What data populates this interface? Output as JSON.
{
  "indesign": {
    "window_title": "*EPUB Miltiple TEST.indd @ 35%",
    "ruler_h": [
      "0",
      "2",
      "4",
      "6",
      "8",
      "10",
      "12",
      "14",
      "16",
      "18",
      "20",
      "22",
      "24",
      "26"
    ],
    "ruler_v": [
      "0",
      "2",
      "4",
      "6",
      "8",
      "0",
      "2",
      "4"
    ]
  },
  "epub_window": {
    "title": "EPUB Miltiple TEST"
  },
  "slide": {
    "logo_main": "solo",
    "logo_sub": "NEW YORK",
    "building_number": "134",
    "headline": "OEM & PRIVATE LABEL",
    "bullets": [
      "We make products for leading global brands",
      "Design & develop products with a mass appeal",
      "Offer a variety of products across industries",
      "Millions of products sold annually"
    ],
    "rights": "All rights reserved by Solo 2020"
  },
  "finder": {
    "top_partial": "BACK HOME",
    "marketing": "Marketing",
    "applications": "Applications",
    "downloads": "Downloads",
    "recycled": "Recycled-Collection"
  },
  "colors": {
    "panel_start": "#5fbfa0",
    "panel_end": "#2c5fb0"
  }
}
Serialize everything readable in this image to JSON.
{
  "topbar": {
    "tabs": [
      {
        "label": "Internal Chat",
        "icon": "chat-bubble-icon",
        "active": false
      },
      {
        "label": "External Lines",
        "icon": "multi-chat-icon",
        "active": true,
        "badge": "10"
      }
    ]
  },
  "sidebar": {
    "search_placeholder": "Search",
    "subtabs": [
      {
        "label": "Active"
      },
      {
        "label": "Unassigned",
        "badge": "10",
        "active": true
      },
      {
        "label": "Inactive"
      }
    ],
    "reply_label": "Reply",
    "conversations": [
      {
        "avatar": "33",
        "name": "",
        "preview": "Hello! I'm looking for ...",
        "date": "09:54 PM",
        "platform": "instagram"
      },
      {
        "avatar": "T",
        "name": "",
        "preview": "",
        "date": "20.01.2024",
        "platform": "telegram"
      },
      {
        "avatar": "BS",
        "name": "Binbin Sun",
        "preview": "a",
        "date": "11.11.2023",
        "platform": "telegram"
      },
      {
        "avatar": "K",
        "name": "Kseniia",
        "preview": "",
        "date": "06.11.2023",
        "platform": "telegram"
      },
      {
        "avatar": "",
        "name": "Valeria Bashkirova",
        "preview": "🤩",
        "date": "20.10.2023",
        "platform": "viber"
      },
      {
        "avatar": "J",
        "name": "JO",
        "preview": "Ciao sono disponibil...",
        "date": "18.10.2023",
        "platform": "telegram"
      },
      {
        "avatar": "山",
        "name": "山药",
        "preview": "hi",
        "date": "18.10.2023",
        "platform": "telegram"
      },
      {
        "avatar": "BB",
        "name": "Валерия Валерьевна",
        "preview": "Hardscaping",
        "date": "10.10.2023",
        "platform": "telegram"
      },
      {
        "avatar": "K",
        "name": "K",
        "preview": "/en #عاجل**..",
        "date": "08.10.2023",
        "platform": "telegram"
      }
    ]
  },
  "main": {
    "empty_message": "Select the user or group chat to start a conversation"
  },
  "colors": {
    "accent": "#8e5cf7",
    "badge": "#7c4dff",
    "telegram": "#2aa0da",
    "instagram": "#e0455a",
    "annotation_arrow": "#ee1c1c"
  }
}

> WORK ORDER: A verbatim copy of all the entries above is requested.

> WRITTEN REPLY:
What data populates this interface? Output as JSON.
{
  "indesign": {
    "window_title": "*EPUB Miltiple TEST.indd @ 35%",
    "ruler_h": [
      "0",
      "2",
      "4",
      "6",
      "8",
      "10",
      "12",
      "14",
      "16",
      "18",
      "20",
      "22",
      "24",
      "26"
    ],
    "ruler_v": [
      "0",
      "2",
      "4",
      "6",
      "8",
      "0",
      "2",
      "4"
    ]
  },
  "epub_window": {
    "title": "EPUB Miltiple TEST"
  },
  "slide": {
    "logo_main": "solo",
    "logo_sub": "NEW YORK",
    "building_number": "134",
    "headline": "OEM & PRIVATE LABEL",
    "bullets": [
      "We make products for leading global brands",
      "Design & develop products with a mass appeal",
      "Offer a variety of products across industries",
      "Millions of products sold annually"
    ],
    "rights": "All rights reserved by Solo 2020"
  },
  "finder": {
    "top_partial": "BACK HOME",
    "marketing": "Marketing",
    "applications": "Applications",
    "downloads": "Downloads",
    "recycled": "Recycled-Collection"
  },
  "colors": {
    "panel_start": "#5fbfa0",
    "panel_end": "#2c5fb0"
  }
}
Serialize everything readable in this image to JSON.
{
  "topbar": {
    "tabs": [
      {
        "label": "Internal Chat",
        "icon": "chat-bubble-icon",
        "active": false
      },
      {
        "label": "External Lines",
        "icon": "multi-chat-icon",
        "active": true,
        "badge": "10"
      }
    ]
  },
  "sidebar": {
    "search_placeholder": "Search",
    "subtabs": [
      {
        "label": "Active"
      },
      {
        "label": "Unassigned",
        "badge": "10",
        "active": true
      },
      {
        "label": "Inactive"
      }
    ],
    "reply_label": "Reply",
    "conversations": [
      {
        "avatar": "33",
        "name": "",
        "preview": "Hello! I'm looking for ...",
        "date": "09:54 PM",
        "platform": "instagram"
      },
      {
        "avatar": "T",
        "name": "",
        "preview": "",
        "date": "20.01.2024",
        "platform": "telegram"
      },
      {
        "avatar": "BS",
        "name": "Binbin Sun",
        "preview": "a",
        "date": "11.11.2023",
        "platform": "telegram"
      },
      {
        "avatar": "K",
        "name": "Kseniia",
        "preview": "",
        "date": "06.11.2023",
        "platform": "telegram"
      },
      {
        "avatar": "",
        "name": "Valeria Bashkirova",
        "preview": "🤩",
        "date": "20.10.2023",
        "platform": "viber"
      },
      {
        "avatar": "J",
        "name": "JO",
        "preview": "Ciao sono disponibil...",
        "date": "18.10.2023",
        "platform": "telegram"
      },
      {
        "avatar": "山",
        "name": "山药",
        "preview": "hi",
        "date": "18.10.2023",
        "platform": "telegram"
      },
      {
        "avatar": "BB",
        "name": "Валерия Валерьевна",
        "preview": "Hardscaping",
        "date": "10.10.2023",
        "platform": "telegram"
      },
      {
        "avatar": "K",
        "name": "K",
        "preview": "/en #عاجل**..",
        "date": "08.10.2023",
        "platform": "telegram"
      }
    ]
  },
  "main": {
    "empty_message": "Select the user or group chat to start a conversation"
  },
  "colors": {
    "accent": "#8e5cf7",
    "badge": "#7c4dff",
    "telegram": "#2aa0da",
    "instagram": "#e0455a",
    "annotation_arrow": "#ee1c1c"
  }
}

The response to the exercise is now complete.